BEGIN Data for this task
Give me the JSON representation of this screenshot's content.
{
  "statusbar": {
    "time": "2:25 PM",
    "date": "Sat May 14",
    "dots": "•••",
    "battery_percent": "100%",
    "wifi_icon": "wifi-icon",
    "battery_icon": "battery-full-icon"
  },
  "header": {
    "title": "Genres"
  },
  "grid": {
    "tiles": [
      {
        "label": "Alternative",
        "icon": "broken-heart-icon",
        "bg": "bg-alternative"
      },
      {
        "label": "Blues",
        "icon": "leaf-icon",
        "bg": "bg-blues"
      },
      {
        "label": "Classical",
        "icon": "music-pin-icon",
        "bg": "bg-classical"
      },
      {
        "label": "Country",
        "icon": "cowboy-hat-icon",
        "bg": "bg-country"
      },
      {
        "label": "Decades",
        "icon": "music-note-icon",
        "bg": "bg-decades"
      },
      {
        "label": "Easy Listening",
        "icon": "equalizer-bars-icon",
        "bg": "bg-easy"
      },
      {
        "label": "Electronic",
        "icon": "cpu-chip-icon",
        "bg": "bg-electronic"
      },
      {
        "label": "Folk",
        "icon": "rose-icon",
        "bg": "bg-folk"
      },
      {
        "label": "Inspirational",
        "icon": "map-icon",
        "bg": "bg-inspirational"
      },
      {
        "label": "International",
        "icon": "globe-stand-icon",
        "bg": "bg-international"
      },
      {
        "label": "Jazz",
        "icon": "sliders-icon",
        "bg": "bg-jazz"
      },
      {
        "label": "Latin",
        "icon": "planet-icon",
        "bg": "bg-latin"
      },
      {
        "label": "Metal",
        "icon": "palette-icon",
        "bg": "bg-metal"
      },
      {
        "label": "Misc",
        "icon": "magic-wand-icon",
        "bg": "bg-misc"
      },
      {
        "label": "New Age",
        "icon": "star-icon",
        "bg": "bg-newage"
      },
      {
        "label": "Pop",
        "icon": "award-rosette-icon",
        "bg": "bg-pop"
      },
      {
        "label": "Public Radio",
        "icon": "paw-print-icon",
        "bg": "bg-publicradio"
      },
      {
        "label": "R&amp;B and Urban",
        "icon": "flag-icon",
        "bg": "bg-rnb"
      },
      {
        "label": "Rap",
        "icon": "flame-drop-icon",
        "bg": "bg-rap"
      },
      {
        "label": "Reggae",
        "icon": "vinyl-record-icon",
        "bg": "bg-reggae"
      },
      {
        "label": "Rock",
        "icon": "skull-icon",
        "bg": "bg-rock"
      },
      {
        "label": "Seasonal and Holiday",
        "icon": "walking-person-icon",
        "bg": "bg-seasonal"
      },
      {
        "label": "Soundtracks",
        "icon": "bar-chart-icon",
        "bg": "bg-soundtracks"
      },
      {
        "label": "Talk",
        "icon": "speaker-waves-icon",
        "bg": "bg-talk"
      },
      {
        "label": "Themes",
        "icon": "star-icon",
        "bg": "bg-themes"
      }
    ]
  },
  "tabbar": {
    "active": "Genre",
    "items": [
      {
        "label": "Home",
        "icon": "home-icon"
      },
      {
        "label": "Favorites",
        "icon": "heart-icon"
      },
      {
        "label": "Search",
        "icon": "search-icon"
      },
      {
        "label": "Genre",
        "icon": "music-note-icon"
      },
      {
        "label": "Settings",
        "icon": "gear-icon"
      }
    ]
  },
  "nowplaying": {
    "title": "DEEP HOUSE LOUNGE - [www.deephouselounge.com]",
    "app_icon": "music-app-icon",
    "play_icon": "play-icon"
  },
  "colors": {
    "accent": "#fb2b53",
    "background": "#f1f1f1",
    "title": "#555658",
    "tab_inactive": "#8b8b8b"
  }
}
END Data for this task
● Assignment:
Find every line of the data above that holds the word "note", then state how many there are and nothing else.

● Exercise solution:
2